- Task statement
Where a line below carries the word "this", include it in the count, then give the count alone.

- Input records

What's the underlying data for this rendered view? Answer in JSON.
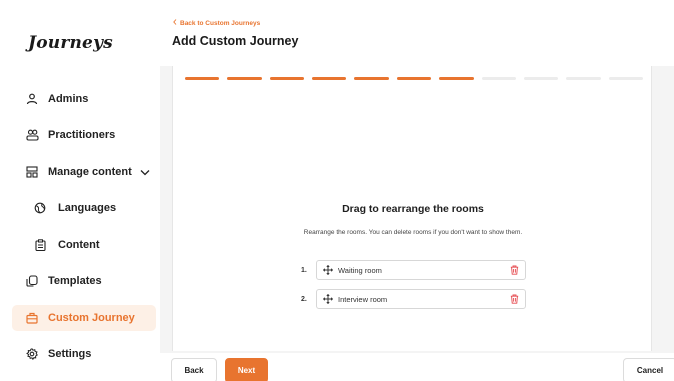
{
  "app": {
    "logo": "Journeys"
  },
  "sidebar": {
    "items": [
      {
        "label": "Admins",
        "icon": "user-icon"
      },
      {
        "label": "Practitioners",
        "icon": "users-icon"
      },
      {
        "label": "Manage content",
        "icon": "layout-icon"
      },
      {
        "label": "Languages",
        "icon": "globe-icon"
      },
      {
        "label": "Content",
        "icon": "clipboard-icon"
      },
      {
        "label": "Templates",
        "icon": "copy-icon"
      },
      {
        "label": "Custom Journey",
        "icon": "briefcase-icon",
        "active": true
      },
      {
        "label": "Settings",
        "icon": "gear-icon"
      }
    ]
  },
  "header": {
    "back_link": "Back to Custom Journeys",
    "title": "Add Custom Journey"
  },
  "progress": {
    "completed_steps": 7,
    "total_steps": 11
  },
  "main": {
    "heading": "Drag to rearrange the rooms",
    "description": "Rearrange the rooms. You can delete rooms if you don't want to show them.",
    "rooms": [
      {
        "number": "1.",
        "name": "Waiting room"
      },
      {
        "number": "2.",
        "name": "Interview room"
      }
    ]
  },
  "footer": {
    "back_label": "Back",
    "next_label": "Next",
    "cancel_label": "Cancel"
  },
  "colors": {
    "accent": "#e8742f",
    "accent_light": "#fdf0e6",
    "delete": "#e5484d"
  }
}
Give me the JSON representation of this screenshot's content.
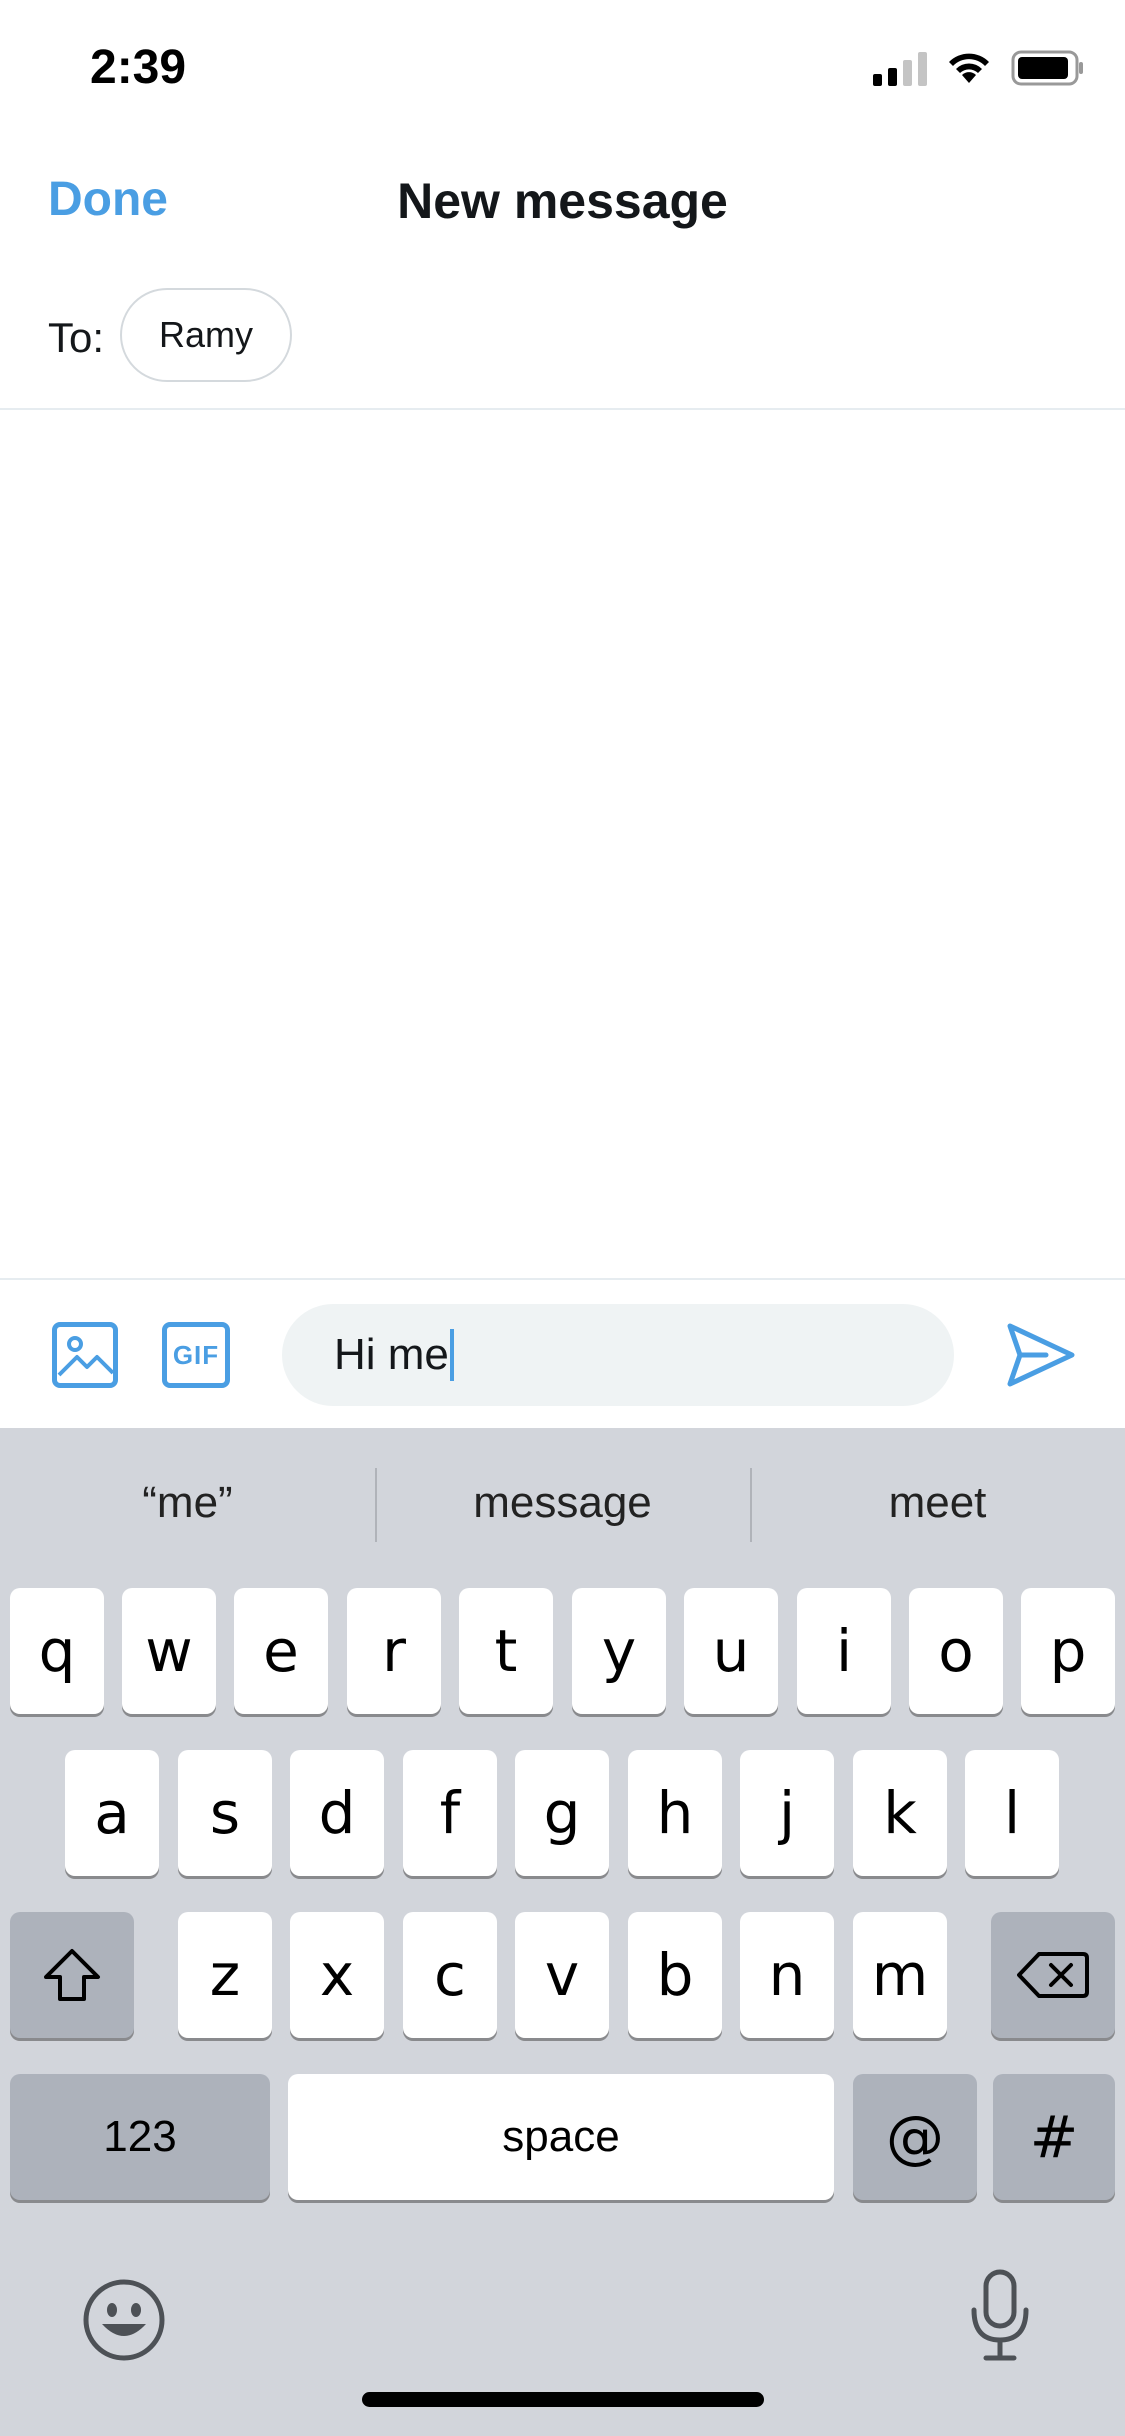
{
  "status_bar": {
    "time": "2:39"
  },
  "header": {
    "done_label": "Done",
    "title": "New message"
  },
  "recipients": {
    "to_label": "To:",
    "chips": [
      "Ramy"
    ]
  },
  "composer": {
    "input_value": "Hi me",
    "image_icon": "image-icon",
    "gif_label": "GIF",
    "send_icon": "send-icon"
  },
  "keyboard": {
    "suggestions": [
      "“me”",
      "message",
      "meet"
    ],
    "row1": [
      "q",
      "w",
      "e",
      "r",
      "t",
      "y",
      "u",
      "i",
      "o",
      "p"
    ],
    "row2": [
      "a",
      "s",
      "d",
      "f",
      "g",
      "h",
      "j",
      "k",
      "l"
    ],
    "row3": [
      "z",
      "x",
      "c",
      "v",
      "b",
      "n",
      "m"
    ],
    "numbers_label": "123",
    "space_label": "space",
    "at_label": "@",
    "hash_label": "#"
  },
  "colors": {
    "accent": "#4a9ee3",
    "keyboard_bg": "#d2d5db"
  }
}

- The answer
2